The History Boys
April 20th 2016
The History Boys
On the 15th of March 2016, drama and history students went to watch a performance called The History Boys which was written by Alan Bennett. The production was about a class of boys who are trying to pass their history A-Levels and get into Oxbridge. It featured comedy and tragedy, but also asks questions about growing up and what is right and wrong. It featured one of our year eleven students, Joe Llewelyn, who played the character of David Posner. Here we have an interview with Joe, seen here, far left middle row, with other members of the cast.
- How did you get into acting?
My family were all actors, but mainly on my mother’s side as they all do acting and that kind of work. My great aunt is a director for foreign theatre but really I’ve always just thought it was interesting.
- Did you have to audition for the History Boys and what was it like?
We did have to audition. I knew the director before and she had told me about it. I knew so many other actors as I had worked with them before.
- How did they assign the roles?
Originally all the actors auditioned for all the boys but the directors and producers selected the characters. I was put to play Posner quite early on and I mainly auditioned for it.
- How long was the rehearsal process and what was it like?
It was not a long process, for about three or four months; but it was made up of very long rehearsals. Usually they last about three to four hours but sometimes they can go up to five hours.
- What was the hardest part when preparing for the performance?
The technical, it was the technical by far. It was such a long process. It’s just long because I was on the stage. I wouldn’t say it was really difficult for me; it was more difficult for people doing technical rehearsals like lighting. I wouldn’t say the actual acting was difficult. I think getting the energy for an audience isn’t really understanding it but more entering it. And I think I comment on drama and smaller theatre because there is less people. But people usually go out to be entertaining and I think that was quite good.
- Did you have any input in the design and technical elements?
I didn’t personally because I was just acting but the person who did the script had a lot of design elements so he was the person who did the lighting and things like that. He had the idea to have the motorcycle behind the entire set. But no, it was mainly the admin who organised it.
- What was it like first performing History Boys?
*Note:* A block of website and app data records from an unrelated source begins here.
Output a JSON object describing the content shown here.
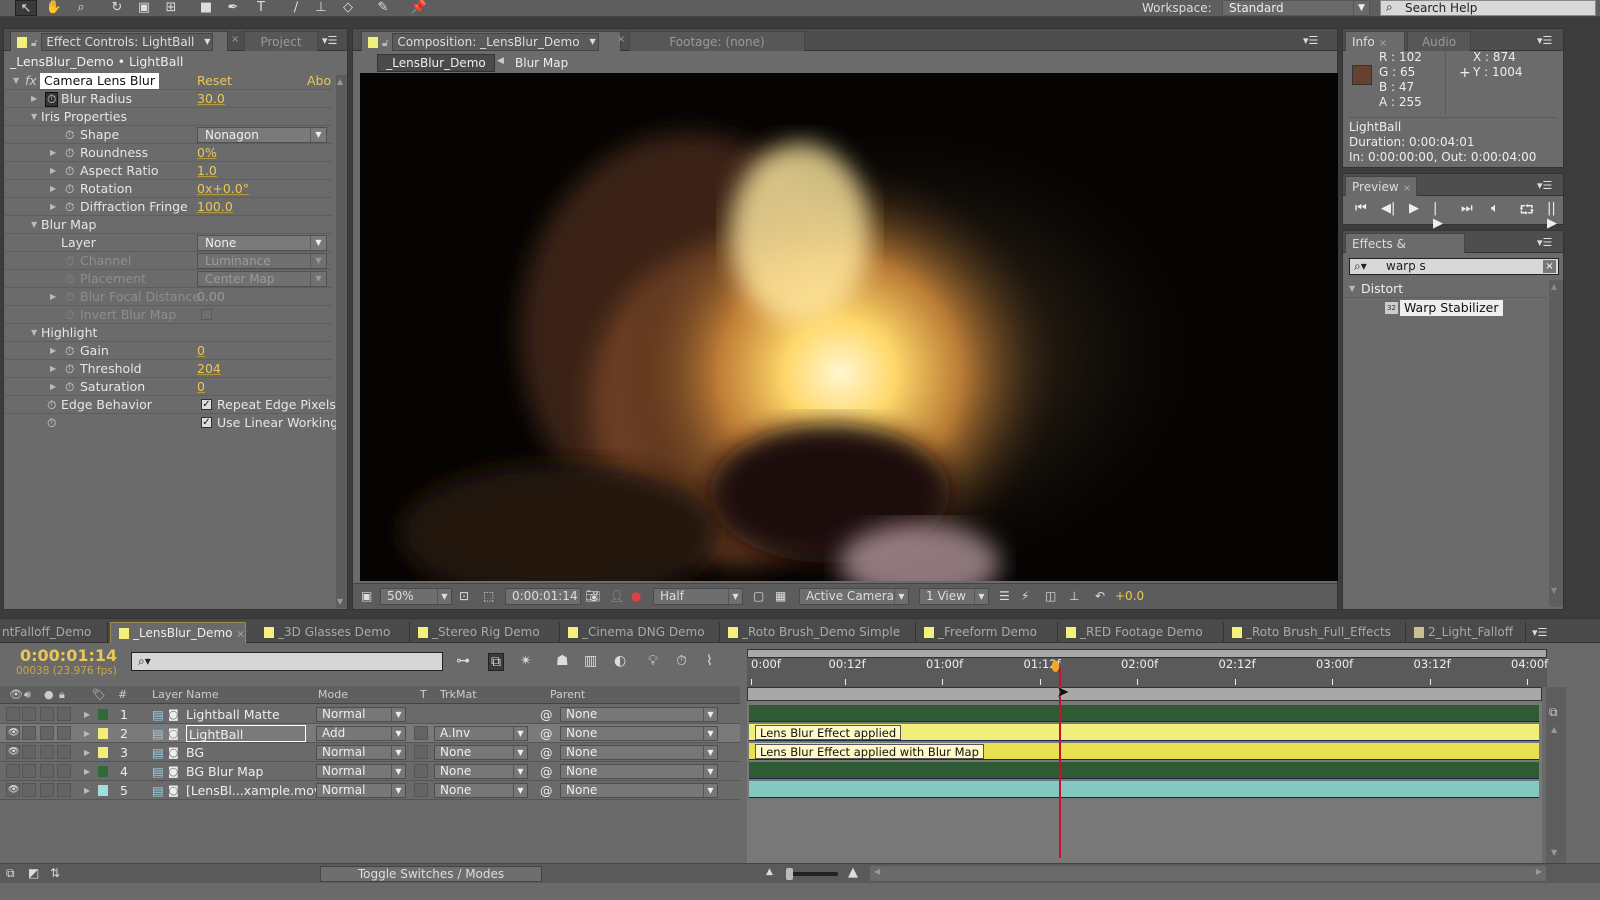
{
  "workspace": {
    "label": "Workspace:",
    "value": "Standard"
  },
  "search_help": {
    "placeholder": "Search Help"
  },
  "effect_controls": {
    "tab_label": "Effect Controls: LightBall",
    "project_tab": "Project",
    "breadcrumb": "_LensBlur_Demo • LightBall",
    "effect_name": "Camera Lens Blur",
    "reset_label": "Reset",
    "about_label": "Abo",
    "rows": [
      {
        "label": "Blur Radius",
        "value": "30.0"
      },
      {
        "label": "Iris Properties"
      },
      {
        "label": "Shape",
        "value": "Nonagon"
      },
      {
        "label": "Roundness",
        "value": "0%"
      },
      {
        "label": "Aspect Ratio",
        "value": "1.0"
      },
      {
        "label": "Rotation",
        "value": "0x+0.0°"
      },
      {
        "label": "Diffraction Fringe",
        "value": "100.0"
      },
      {
        "label": "Blur Map"
      },
      {
        "label": "Layer",
        "value": "None"
      },
      {
        "label": "Channel",
        "value": "Luminance"
      },
      {
        "label": "Placement",
        "value": "Center Map"
      },
      {
        "label": "Blur Focal Distance",
        "value": "0.00"
      },
      {
        "label": "Invert Blur Map",
        "checked": false
      },
      {
        "label": "Highlight"
      },
      {
        "label": "Gain",
        "value": "0"
      },
      {
        "label": "Threshold",
        "value": "204"
      },
      {
        "label": "Saturation",
        "value": "0"
      },
      {
        "label": "Edge Behavior",
        "value": "Repeat Edge Pixels",
        "checked": true
      },
      {
        "label": "",
        "value": "Use Linear Working",
        "checked": true
      }
    ]
  },
  "composition": {
    "tab_label": "Composition: _LensBlur_Demo",
    "footage_tab": "Footage: (none)",
    "breadcrumbs": [
      "_LensBlur_Demo",
      "Blur Map"
    ],
    "zoom": "50%",
    "timecode": "0:00:01:14",
    "resolution": "Half",
    "camera": "Active Camera",
    "views": "1 View",
    "exposure": "+0.0"
  },
  "info": {
    "tab_label": "Info",
    "audio_tab": "Audio",
    "r": "R : 102",
    "g": "G : 65",
    "b": "B : 47",
    "a": "A : 255",
    "x": "X : 874",
    "y": "Y : 1004",
    "color_hex": "#66412f",
    "layer_name": "LightBall",
    "duration": "Duration: 0:00:04:01",
    "in_out": "In: 0:00:00:00, Out: 0:00:04:00"
  },
  "preview": {
    "tab_label": "Preview"
  },
  "effects_presets": {
    "tab_label": "Effects & Presets",
    "search_value": "warp s",
    "category": "Distort",
    "item": "Warp Stabilizer"
  },
  "timeline": {
    "tabs": [
      "ntFalloff_Demo",
      "_LensBlur_Demo",
      "_3D Glasses Demo",
      "_Stereo Rig Demo",
      "_Cinema DNG Demo",
      "_Roto Brush_Demo Simple",
      "_Freeform Demo",
      "_RED Footage Demo",
      "_Roto Brush_Full_Effects",
      "2_Light_Falloff"
    ],
    "active_tab": 1,
    "timecode": "0:00:01:14",
    "frames": "00038 (23.976 fps)",
    "columns": {
      "name": "Layer Name",
      "mode": "Mode",
      "t": "T",
      "trkmat": "TrkMat",
      "parent": "Parent",
      "num": "#"
    },
    "layers": [
      {
        "num": "1",
        "name": "Lightball Matte",
        "mode": "Normal",
        "trkmat": "",
        "parent": "None",
        "label_color": "#2f6a3a",
        "visible": false,
        "bar_color": "#2e5a34"
      },
      {
        "num": "2",
        "name": "LightBall",
        "mode": "Add",
        "trkmat": "A.Inv",
        "parent": "None",
        "label_color": "#f3ee7a",
        "visible": true,
        "bar_color": "#f2ee7c",
        "comment": "Lens Blur Effect applied"
      },
      {
        "num": "3",
        "name": "BG",
        "mode": "Normal",
        "trkmat": "None",
        "parent": "None",
        "label_color": "#f3ee7a",
        "visible": true,
        "bar_color": "#e8e050",
        "comment": "Lens Blur Effect applied with Blur Map"
      },
      {
        "num": "4",
        "name": "BG Blur Map",
        "mode": "Normal",
        "trkmat": "None",
        "parent": "None",
        "label_color": "#2f6a3a",
        "visible": false,
        "bar_color": "#2e5a34"
      },
      {
        "num": "5",
        "name": "[LensBl...xample.mov]",
        "mode": "Normal",
        "trkmat": "None",
        "parent": "None",
        "label_color": "#9ee0dc",
        "visible": true,
        "bar_color": "#84c9c0"
      }
    ],
    "ruler_ticks": [
      "0:00f",
      "00:12f",
      "01:00f",
      "01:12f",
      "02:00f",
      "02:12f",
      "03:00f",
      "03:12f",
      "04:00f"
    ],
    "playhead_timecode": "0:00:01:14",
    "toggle_label": "Toggle Switches / Modes"
  }
}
We hadn’t really performed it fully properly which wasn’t ideal, but it went pretty well. We had only just finished doing the technical which had gone fairly awful, which is usually a good sign in theatre meaning we need to concentrate more. The energy was quite high on the first night and I would say it was one of our best nights. It was just so fun.
- Now that it’s over do you wish you could change anything?
No, I thought I had made my decision on my character. The only thing I would’ve liked was a longer run of shows which is possible. I think five shows were too little. I think we could’ve done more or performed in different theatres.
- What was your favourite scene?
My favourite scene, fun wise, is the French scene because it is ridiculous. But the actual scene that I really liked, I don’t know, it’s difficult; because I really liked when he gets found out, I think that it is quite powerful. And the scene after that as well, when I am with Hector saying the poem. It is quite different and interesting for me. But other than that, I’d say the French scene.
- Which character do you relate to the most and why?
I played Posner, but I wouldn’t say I relate to him myself. I don’t know really, because I think the play is all about manipulation, and a lot of the characters are about manipulation. Scripps in a way, but sometimes Tim as I like the attention. No one in particular because the characters are so exaggerated. It’s just really hard to relate to one of them
Our class really enjoyed the show, as it was almost a sort of rebellion against education, whilst being educational itself. It was refreshing and fun for the whole audience; our favourite scene used elements of slapstick comedy to portray a French class. The play was incredibly real and recognisable as situations familiar to many students, though perhaps not all of it. Overall, seeing the play was a hugely memorable and unique experience, which was brought together by the contrast between the brash comedy and the more tender, innocent moments throughout.
Posted at 09:28 on 20th Apr 2016